  24. Selaru FM, Xu Y, Yin J, Zou T, Liu TC, Mori Y, Abraham JM, Sato F, Wang S, Twigg C, Olaru A, Shustova V, Leytin A, Shibata D, Harpaz N, Melzter SJ . 2002b Gastroenterology 122: 606–613

  25. Sogawa K, Masaki T, Miyauchi A, Sugita A, Kito K, Ueda N, Miyamoto K, Okazaki K, Okutani K, Matsumoto K . 1997 Cancer Lett. 112: 263–268

  26. Spellman PT, Sherlock G, Zhang MQ, Iyer VR, Anders K, Eisen MB, Brown PO, Botstein D, Futcher B . 1998 Mol. Biol.

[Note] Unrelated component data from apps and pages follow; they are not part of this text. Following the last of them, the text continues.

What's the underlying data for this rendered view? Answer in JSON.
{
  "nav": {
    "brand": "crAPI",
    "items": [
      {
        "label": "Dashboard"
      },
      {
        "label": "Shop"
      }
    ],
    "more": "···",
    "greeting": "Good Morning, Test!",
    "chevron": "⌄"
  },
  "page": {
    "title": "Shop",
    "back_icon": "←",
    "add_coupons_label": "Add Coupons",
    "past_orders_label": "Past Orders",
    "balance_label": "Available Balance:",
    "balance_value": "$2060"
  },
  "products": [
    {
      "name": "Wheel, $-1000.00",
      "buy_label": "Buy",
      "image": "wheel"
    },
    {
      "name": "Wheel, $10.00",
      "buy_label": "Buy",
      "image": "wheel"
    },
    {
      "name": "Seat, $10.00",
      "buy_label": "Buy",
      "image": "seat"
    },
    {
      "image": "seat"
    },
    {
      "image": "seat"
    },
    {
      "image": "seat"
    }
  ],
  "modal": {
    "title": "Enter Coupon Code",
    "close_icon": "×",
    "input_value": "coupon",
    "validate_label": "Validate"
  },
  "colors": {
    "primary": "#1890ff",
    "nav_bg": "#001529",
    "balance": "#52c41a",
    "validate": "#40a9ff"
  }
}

Cell. 9: 3273–3297

  27. Stewart LV, Thomas ML . 1997 Exp. Cell Res. 233: 321–329

  28. Takakura S, Kohno T, Manda R, Okamoto A, Tanaka T, Yokota J . 2001 Int. J. Oncol. 18: 817–824

  29. Tusher VG, Tibshirani R, Chu G . 2001 Proc. Natl. Acad. Sci. USA 98: 5116–5121

  30. Van Gelder RN, von Zastrow ME, Yool A, Dement WC, Barchas JD, Eberwine JH . 1990 Proc. Natl. Acad. Sci. USA 87: 1663–1667

  31. Wang Q, Ding Q, Dong Z, Ehlers RA, Evers BM . 2000 Anticancer Res. 20: 75–83

Download references


NIH grants CA85069, DK47717, CA95323, CA77057, and the Medical Research Office, Department of Veterans Affairs.

Author information

Correspondence to Stephen J Meltzer.

Rights and permissions

Reprints and Permissions

About this article


  • colon cancer
  • cDNA microarrays
  • cluster analysis
  • gene filtering

Further reading